The use of the dynamic CGE model ENVEEM has been discussed in this paper, studying the economic implications of environmental tax reforms in Turkey. Interactions of the energy sector with the rest of the economy are elaborated with respect to various energy and emission tax scenarios. Model results yield several policy implications, which are essential for an environmentally and economically sustainable development of the country. The main findings from the scenario analyses highlight the importance of (1) preferring emission taxation as a policy instrument to achieve environmental improvement, (2) substituting oil and gas instead of hardcoal and lignite to reduce pollutant emissions, and (3) reducing energy imports to speed-up economic development. It has been found that the economic burden of not following these policy suggestions might reach considerable levels amounting to nearly 6% of GDP. Model results further indicate that the above policy suggestions inherit a potential to simultaneously improve both environmental quality and economic performance in Turkey.
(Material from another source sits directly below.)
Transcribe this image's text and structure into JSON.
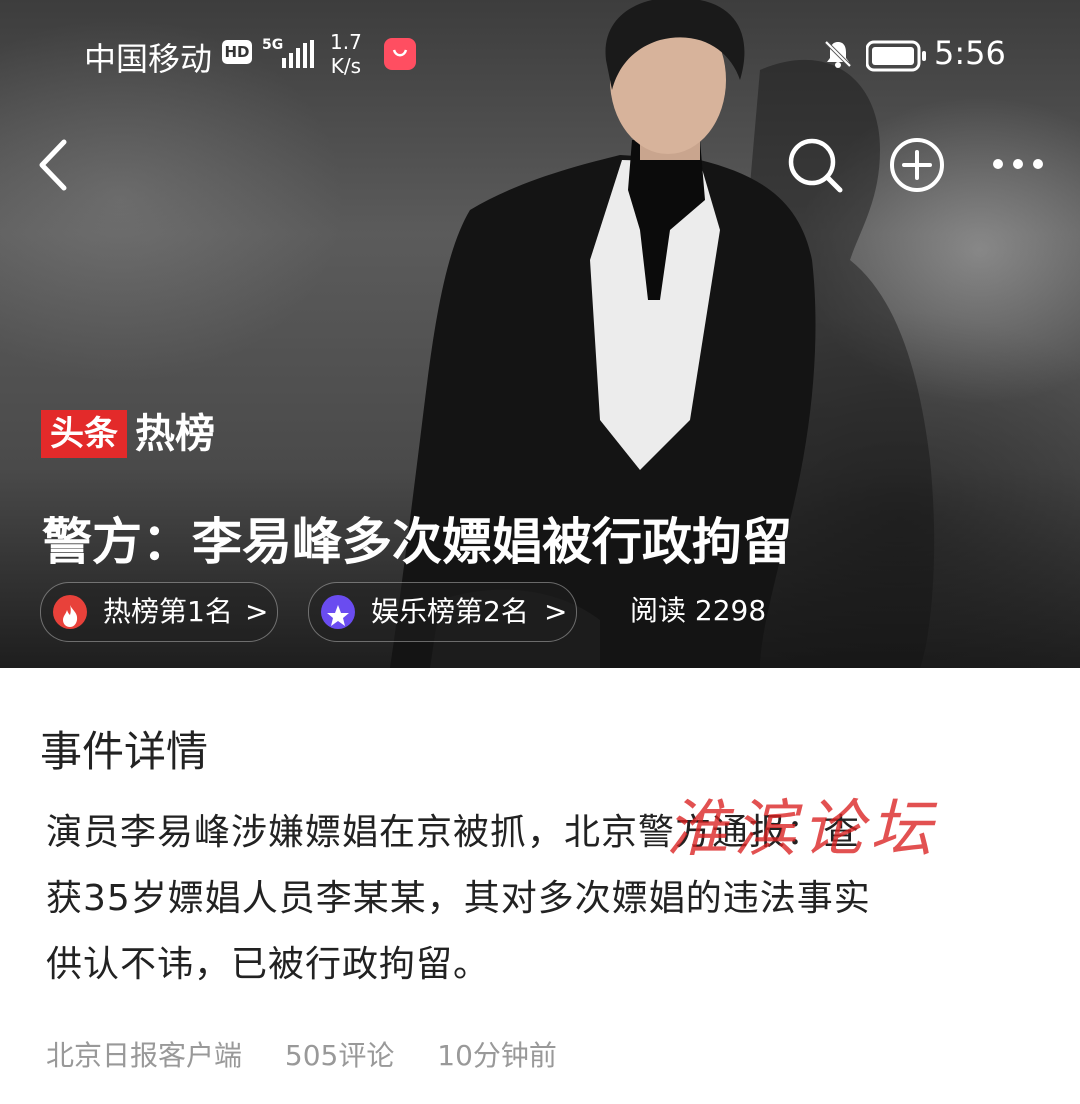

As Turkey possesses considerable coal reserves and negligible oil and gas reserves,5 the above findings (2) and (3) seem to face policy makers with a trade-off between reducing energy imports and substituting oil and gas for solid fuels. The model, however, combines both policies through a reduction in energy use. The consumption of all energy carriers is reduced (along with a general economic shrinkage), with solids declining faster than oil and gas. Hence, the oil and gas/solids ratio increases while imports of oil and gas are declining. Naturally, policy-makers should aim to achieve such a result without curtailing economic growth. These findings emphasize the significance of energy conservation. It is concluded that policy-makers should support policies to improve energy efficiencies, to increase energy savings, and to reduce the demand for energy-intensive activities. The prospects for a double dividend of environmental taxation, i.e., improvement in environmental quality and at the same time better economic performance, are indicated by the NOx emission tax scenarios. This is because NOx emissions originate to a large extent from the consumption of imported fuels, mainly petroleum products. It has been found that NOx emission taxation decreases the oil imports of NOx-intensive sectors thereby increasing the gross production of nonintensive ones as a result of intersectoral substitution — hence GDP increases. These observations underline the important impact of energy imports, essentially petroleum, on the Turkish economy. It is concluded that policy-makers should target a higher domestic share in primary energy consumption. 6 The achievement of environmental benefits together with economic ones brings a new dimension to the discussion of necessary circumstances for obtaining a double dividend, which mainly centers on the use of environmental tax revenues to correct pre-existing inefficiencies of non-environmental taxes (e.g., Böhringer, Pahlke, & Rutherford, 1997; Bovenberg & Goulder, 1997 and Parry & Bento, 2000). The results of this research indicate that a second dividend of environmental taxation yielding economic benefits is possible even when the tax revenues are not recycled to reduce existing tax distortions — provided that imported fuels are the primary source of pollutant emissions. As a final remark, I would like to underline that — as opposed to most EU countries — Turkey is yet in the stage of industrialization with rapidly increasing energy needs of crucial importance for her economic growth. The development of sustainable energy and environmental policies is therefore a challenging task, for which policy-makers need to take assistance from empirical research. Further research is needed towards exploring the double dividend hypothesis under different tax revenue recycling assumptions. A more detailed representation of future energy technologies is required for model refinement. Research is also further necessary for an explicit modeling of uncertainty in energy demand and prices (essentially due to energy market liberalization).